Eight months after its launch, the government’s UAV (Unmanned Aerial Vehicle) surveillance project to track illegal sand mining across the riverbeds has reported 48 per cent success. However, with most of the missions returning unsuccessful due to difficulty in operating after dusk, the Geology & Mining Department is now looking to source drones with infrared capability.
“So far, we have operated about 46 UAV missions. Three teams, which flew these drones, clocked the total flying time of 24.36 hours and helped us get success in 22 missions. By success, we mean that the mission resulted in a fine or FIR or both,” said Roopwant Singh, Commissioner of Geology & Mining Department.
In the 22 successful missions, the department has imposed a penalty of Rs 13.96 crore and filed four FIRs.
According to officials, the UAV missions were flown after the department received “intelligence” about illegal mining happening on the river-beds. However, most of the missions returned without success, especially from the Sabarmati riverbed, as most of the mining activity is happening during the night, officials said.
“Night-time operations are a challenge. The drones are currently equipped with high-intensity lights, which are not adequate to track down illegal-miners after dusk. Moreover, the illegal miners are also tracking our vehicles operating the UAVs, which contributes to a mission failing,” Singh said.
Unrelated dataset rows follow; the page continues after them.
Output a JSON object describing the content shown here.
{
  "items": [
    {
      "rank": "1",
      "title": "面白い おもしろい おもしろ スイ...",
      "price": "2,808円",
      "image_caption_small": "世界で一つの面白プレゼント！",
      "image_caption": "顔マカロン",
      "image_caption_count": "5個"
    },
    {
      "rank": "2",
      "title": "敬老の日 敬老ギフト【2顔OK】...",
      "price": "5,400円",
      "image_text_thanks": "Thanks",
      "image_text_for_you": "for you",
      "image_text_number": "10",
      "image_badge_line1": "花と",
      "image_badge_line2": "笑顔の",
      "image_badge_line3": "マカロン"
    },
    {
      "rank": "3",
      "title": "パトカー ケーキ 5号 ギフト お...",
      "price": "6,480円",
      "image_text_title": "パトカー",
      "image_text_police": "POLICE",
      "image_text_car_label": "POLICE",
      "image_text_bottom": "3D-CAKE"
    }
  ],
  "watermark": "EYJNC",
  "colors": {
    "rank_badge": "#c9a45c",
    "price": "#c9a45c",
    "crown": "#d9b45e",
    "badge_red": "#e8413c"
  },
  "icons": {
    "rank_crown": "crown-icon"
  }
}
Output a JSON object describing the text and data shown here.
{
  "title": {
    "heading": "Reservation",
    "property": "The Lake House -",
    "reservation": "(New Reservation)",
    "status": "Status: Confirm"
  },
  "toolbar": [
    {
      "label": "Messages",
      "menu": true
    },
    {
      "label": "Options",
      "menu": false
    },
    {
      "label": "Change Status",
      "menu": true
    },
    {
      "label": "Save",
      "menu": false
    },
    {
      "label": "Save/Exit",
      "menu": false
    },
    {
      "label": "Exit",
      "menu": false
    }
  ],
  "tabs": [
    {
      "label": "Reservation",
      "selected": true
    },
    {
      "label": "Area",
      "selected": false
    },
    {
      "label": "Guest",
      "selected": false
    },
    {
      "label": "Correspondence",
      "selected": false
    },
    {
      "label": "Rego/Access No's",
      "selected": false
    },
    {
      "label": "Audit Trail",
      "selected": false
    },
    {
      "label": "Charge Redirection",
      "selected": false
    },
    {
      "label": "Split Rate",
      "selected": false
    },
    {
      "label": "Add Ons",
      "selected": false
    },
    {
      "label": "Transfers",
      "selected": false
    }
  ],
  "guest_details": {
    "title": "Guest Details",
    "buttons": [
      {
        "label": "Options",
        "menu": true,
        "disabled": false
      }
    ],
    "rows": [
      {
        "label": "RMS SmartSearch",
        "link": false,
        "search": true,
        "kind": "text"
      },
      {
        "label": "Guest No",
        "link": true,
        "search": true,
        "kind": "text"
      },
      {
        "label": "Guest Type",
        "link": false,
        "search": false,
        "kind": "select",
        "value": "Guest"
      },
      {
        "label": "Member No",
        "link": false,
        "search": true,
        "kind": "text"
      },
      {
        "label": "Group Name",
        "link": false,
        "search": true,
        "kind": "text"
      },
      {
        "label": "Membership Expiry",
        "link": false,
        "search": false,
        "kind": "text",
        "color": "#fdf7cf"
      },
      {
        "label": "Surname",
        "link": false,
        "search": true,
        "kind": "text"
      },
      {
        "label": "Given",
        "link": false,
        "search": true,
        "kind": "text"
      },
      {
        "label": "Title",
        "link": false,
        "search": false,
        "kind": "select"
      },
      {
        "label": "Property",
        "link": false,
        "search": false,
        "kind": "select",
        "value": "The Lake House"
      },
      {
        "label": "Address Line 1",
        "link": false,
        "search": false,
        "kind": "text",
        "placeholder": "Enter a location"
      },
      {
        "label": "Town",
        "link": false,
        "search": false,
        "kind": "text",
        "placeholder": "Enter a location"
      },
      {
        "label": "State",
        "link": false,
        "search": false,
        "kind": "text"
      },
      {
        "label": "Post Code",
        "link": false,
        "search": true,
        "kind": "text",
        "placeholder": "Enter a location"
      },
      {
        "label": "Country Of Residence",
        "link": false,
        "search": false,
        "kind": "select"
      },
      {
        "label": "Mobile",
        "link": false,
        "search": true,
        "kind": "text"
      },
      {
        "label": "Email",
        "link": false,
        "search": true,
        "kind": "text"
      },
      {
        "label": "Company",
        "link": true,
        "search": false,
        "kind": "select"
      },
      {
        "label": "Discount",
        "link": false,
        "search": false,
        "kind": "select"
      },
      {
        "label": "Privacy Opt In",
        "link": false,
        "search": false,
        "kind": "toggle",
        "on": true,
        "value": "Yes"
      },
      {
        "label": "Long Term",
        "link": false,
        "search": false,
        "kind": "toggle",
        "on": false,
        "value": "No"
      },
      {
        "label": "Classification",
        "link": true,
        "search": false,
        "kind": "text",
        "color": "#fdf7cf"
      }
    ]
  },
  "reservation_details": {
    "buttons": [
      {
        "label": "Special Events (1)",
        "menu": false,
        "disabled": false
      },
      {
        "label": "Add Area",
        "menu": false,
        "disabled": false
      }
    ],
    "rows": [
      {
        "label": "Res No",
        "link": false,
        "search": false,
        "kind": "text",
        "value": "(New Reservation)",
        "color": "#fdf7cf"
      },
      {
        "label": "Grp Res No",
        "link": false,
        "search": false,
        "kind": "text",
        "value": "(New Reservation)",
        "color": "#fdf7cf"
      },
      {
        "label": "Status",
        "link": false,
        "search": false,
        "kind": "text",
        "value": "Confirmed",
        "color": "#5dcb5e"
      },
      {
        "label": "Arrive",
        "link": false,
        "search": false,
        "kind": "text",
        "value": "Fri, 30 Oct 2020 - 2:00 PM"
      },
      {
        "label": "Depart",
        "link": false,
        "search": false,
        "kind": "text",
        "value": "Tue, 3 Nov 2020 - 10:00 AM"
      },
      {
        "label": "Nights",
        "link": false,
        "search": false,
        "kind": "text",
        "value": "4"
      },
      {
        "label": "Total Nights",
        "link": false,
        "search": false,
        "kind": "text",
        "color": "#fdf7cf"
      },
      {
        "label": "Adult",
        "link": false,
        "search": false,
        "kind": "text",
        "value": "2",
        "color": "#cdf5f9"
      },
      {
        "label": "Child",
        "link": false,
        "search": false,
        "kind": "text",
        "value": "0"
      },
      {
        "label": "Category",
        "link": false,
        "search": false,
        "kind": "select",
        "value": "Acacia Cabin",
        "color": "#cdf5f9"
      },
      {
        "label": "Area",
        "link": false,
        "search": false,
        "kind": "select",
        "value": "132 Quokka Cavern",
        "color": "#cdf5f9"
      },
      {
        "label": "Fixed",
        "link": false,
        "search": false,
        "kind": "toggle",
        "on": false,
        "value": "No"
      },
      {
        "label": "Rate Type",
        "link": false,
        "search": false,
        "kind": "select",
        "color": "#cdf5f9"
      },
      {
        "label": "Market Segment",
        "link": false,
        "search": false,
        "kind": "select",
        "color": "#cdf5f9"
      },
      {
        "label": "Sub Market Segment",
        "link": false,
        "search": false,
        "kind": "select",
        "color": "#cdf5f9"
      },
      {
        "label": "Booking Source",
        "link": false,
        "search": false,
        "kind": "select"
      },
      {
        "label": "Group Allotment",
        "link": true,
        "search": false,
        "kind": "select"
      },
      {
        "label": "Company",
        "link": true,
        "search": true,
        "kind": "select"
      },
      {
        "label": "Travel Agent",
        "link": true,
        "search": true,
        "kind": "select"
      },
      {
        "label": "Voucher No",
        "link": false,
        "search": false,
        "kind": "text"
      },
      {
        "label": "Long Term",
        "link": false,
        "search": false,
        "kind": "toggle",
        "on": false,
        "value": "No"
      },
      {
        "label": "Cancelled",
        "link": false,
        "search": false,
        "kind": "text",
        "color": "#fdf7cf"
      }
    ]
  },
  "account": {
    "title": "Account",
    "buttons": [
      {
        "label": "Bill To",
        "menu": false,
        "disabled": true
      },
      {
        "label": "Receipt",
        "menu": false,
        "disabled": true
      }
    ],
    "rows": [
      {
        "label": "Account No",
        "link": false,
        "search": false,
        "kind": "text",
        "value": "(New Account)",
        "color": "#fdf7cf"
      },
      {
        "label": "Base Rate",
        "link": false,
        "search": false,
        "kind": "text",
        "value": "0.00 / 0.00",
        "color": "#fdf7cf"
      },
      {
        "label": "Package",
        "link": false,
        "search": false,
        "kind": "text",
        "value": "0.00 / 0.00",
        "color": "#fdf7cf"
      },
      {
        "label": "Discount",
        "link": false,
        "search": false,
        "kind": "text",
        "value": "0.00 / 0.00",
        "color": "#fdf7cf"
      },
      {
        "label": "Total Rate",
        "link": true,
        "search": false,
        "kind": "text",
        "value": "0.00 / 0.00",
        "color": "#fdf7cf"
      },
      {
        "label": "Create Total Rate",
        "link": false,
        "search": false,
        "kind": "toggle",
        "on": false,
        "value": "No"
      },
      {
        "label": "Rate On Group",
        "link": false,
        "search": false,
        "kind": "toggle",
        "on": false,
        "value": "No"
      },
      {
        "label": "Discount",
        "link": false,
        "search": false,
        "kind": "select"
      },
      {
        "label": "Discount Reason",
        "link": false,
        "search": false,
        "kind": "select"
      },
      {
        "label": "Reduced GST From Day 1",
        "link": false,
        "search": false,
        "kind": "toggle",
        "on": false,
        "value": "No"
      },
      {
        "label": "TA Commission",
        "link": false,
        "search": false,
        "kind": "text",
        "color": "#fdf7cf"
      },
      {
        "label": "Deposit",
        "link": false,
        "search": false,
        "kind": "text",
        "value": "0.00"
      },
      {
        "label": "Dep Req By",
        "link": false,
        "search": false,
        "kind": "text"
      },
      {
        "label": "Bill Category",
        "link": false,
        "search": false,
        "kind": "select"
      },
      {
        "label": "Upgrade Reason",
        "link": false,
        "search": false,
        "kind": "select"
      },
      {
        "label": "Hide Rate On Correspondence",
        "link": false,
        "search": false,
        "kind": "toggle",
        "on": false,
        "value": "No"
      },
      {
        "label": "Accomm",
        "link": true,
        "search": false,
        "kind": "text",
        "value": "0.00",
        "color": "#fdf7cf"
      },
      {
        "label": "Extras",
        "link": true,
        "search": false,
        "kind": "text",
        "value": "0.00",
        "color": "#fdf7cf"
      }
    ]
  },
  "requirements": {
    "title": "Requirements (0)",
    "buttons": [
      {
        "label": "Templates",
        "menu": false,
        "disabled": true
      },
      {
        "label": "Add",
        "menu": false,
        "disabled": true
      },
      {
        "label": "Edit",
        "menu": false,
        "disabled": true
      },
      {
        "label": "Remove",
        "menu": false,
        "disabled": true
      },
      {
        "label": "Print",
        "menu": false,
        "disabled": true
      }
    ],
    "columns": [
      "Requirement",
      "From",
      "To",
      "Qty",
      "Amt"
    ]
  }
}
He added that the missions, being operated by a private agency, are given adequate security to conduct operations.
To combat these issues, the department is planning to get drones with infrared vision.
The department has received a proposal from Centre for Aerospace, Madras Institute of Technology, for supplying fixed-wing drones that will also have infrared capability and can operate after night-fall.
“Currently the department is operating quadcopters (a drone controlled by four rotors) which can do only limited hours. We are targeting reconnaissance and surveillance for a longer duration,” he said, adding that the drones with better capability are expected to be procured this year.
“We also do not want to restrict the surveillance project to riverbeds. Next year, we plan to extend it to major leases like limestone, lignite and bauxite,” Singh said.
Apart from surveillance of the river beds and mines, the department is planning to conduct a volumetric analysis of the pits that have already been dug by illegal miners in the rivers.
Sabarmati river will be the first where such a volumetric analysis is being planned.